in the end, though, it does speak to the same sort of copyright and distribution issues, doesn't it?
i'm certainly not going to sue the band or pursue anything of that nonsense, and i don't think they acted in malice. it just would have been nice to get credit where credit is due. when the Globe put 'File Photo' as the source, i wonder what file they thought it was coming from? typically that would imply theirs, right? i would figure that at least they would ask about an image's provenance before they use it, so they are not abetting copyright infringement, no? what's the typical practice for papers and mags w/ issues such as this?
There is only really one way to know for certain how your images ended up in print and you not getting credit, ask the newspaper. Most likely they came from the band and we would put in the tag line "provided by the band". Some publications would put "file".
Here is the thing, does the band even know your name? Just because you told it to them or it was on the CD does not mean they still have it. What probably happened was they copied the CD to a hard drive and trashed the CD along with your name. The band I'm sure has no clue about embedded info on the images. Also if they jacked with the images they may have stripped the data by mistake. All of this could be why the paper has no idea who to give credit so they give "file".

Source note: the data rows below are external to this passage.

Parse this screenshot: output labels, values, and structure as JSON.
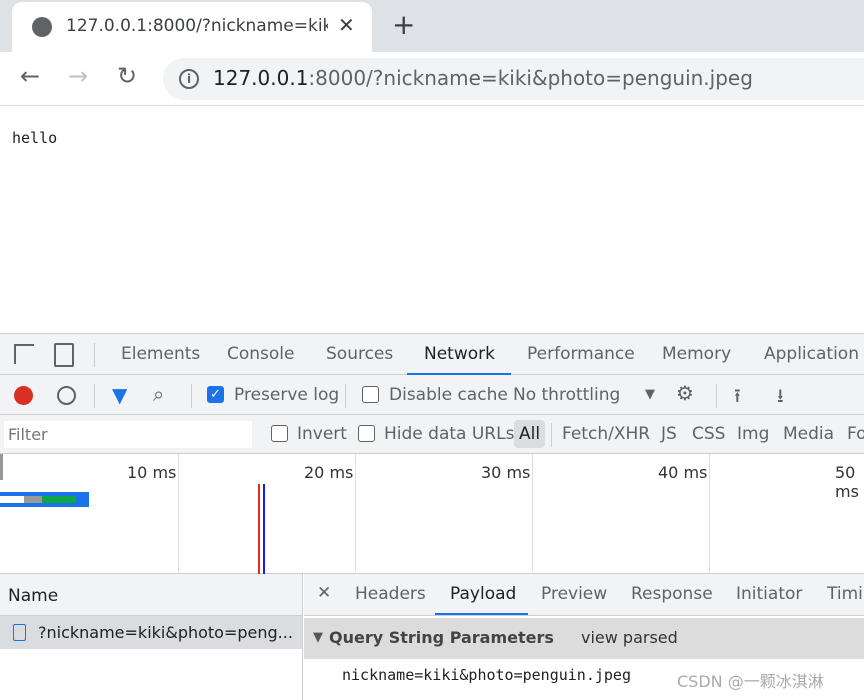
{
  "browser": {
    "tab_title": "127.0.0.1:8000/?nickname=kiki&photo=penguin.jpeg",
    "url_host": "127.0.0.1",
    "url_rest": ":8000/?nickname=kiki&photo=penguin.jpeg",
    "icons": {
      "back": "←",
      "forward": "→",
      "reload": "↻",
      "close": "✕",
      "new_tab": "+",
      "info": "i"
    }
  },
  "page": {
    "text": "hello"
  },
  "devtools": {
    "tabs": [
      "Elements",
      "Console",
      "Sources",
      "Network",
      "Performance",
      "Memory",
      "Application"
    ],
    "active_tab": "Network",
    "toolbar": {
      "preserve_log": "Preserve log",
      "preserve_log_checked": true,
      "disable_cache": "Disable cache",
      "disable_cache_checked": false,
      "throttling": "No throttling"
    },
    "filter": {
      "placeholder": "Filter",
      "invert": "Invert",
      "hide_data_urls": "Hide data URLs",
      "types": [
        "All",
        "Fetch/XHR",
        "JS",
        "CSS",
        "Img",
        "Media",
        "Fo"
      ],
      "active_type": "All"
    },
    "timeline": {
      "ticks": [
        "10 ms",
        "20 ms",
        "30 ms",
        "40 ms",
        "50 ms"
      ]
    },
    "requests": {
      "header": "Name",
      "items": [
        {
          "name": "?nickname=kiki&photo=peng..."
        }
      ]
    },
    "details": {
      "tabs": [
        "Headers",
        "Payload",
        "Preview",
        "Response",
        "Initiator",
        "Timi"
      ],
      "active_tab": "Payload",
      "section_title": "Query String Parameters",
      "view_toggle": "view parsed",
      "query_string": "nickname=kiki&photo=penguin.jpeg"
    }
  },
  "watermark": "CSDN @一颗冰淇淋",
  "colors": {
    "accent": "#1a73e8",
    "record": "#d93025"
  }
}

I agree the band probably did not act in malice, they felt they owned the images because you gave them to them for the CD. I would suspect the person with the band that has control of the images is not the same person you gave the shots to. It is probably a PR person or friend who handles this stuff, so since there was nothing in writing they'd have no idea what your arrangements were.